Conclude your discussion with a polite comment like “Thank you for your time,” or “Look forward to seeing you again.” Take the recruiter’s business card and ask if you can contact him/her in the future. Even if the official might not be directly involved in the hiring process, it is nice to have a personal connection with someone on the inside. Seek information about the executives who would be expected to conduct on-campus interviews and enquire about their contact information.
What you must avoid

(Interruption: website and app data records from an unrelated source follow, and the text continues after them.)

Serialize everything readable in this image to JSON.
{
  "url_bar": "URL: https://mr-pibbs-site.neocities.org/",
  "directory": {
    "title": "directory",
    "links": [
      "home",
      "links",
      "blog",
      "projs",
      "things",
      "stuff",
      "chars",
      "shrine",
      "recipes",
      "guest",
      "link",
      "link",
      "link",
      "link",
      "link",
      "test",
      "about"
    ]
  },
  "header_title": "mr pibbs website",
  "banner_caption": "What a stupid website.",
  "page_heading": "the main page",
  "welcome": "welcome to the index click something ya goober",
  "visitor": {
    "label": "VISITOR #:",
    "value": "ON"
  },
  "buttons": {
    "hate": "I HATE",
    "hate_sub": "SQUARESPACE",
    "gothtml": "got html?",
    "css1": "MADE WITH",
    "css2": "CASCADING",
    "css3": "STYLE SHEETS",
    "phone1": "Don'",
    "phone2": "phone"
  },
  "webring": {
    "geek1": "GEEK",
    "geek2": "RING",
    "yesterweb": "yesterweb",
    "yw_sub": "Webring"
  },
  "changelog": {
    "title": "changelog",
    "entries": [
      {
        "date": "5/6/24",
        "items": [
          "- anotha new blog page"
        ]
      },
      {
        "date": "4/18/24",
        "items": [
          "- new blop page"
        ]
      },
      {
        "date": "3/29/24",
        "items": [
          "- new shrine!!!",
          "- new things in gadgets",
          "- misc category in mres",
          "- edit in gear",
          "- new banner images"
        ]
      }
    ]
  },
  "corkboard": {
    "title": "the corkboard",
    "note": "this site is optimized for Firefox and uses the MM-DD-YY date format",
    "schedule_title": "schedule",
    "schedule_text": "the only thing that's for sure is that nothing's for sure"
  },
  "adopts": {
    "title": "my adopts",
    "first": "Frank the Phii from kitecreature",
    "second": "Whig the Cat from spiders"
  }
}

There are also certain things that you ‘must never do’. Firstly, nothing irritates a recruiter more than informal conduct like turning up in extremely casual attire and then asking questions about a subject that is already public and pretty obvious. Networking at career fairs is a two way street, the employers want to know as much about you as you want to know about their company but you must show interest and an attitude that excites the recruiter to learn about you. Try not to ask typical questions that the employer might have answered the entire day, challenge the employer a little with different but relevant questions.
The ‘must avoid’ questions
- Don’t approach the official and ask “What is your company all about?” Recruiters want to know that you know enough about the company already and have done extensive research. If you ask questions like “So, what have you got for me?”, the recruiter might feel that you just happened to bump into their booth by accident and this in turn could raise questions about your sincerity towards the job search process.
- Steer clear of questions like “How much will my bonus be?” and “How many vacations or holidays will I get?”, in your first meeting. You must portray yourself as someone who wants to work for the company because of its vision or culture rather than just the benefits. It is important to seek clarification regarding pay structures and leave policies but reserve those questions for the final stages of the recruitment process. You need to show the employer that you have the skills and will work diligently towards company goals.
- Don’t be curious about recruitment ‘red-flags’. Asking questions like “What are the checks you perform before eliminating candidates?” might backfire onto your eligibility and commitment. Recruiters might feel that rather than strengthening your application, you are trying to find loopholes around the elimination criteria.
- NEVER ask questions like “Do you do background checks?” because that is the last thing recruiters want to worry about while hiring employees from prestigious institutions. Albeit the question is posed out of curiosity, it makes recruiters suspicious about your background when you have a clean record.
All in all, career fairs are meant for branching out and establishing industry contacts, it’s not a place for casual ‘chit-chat’. Try to view your conversation as a sort of informal interview and portray your supreme professional self. It’s a great platform to not only seek clarification about the companies, but also let the company learn about you. You could easily walk away with future interviews in the organisations of your choice, if you have the right attitude and approach towards career fairs.0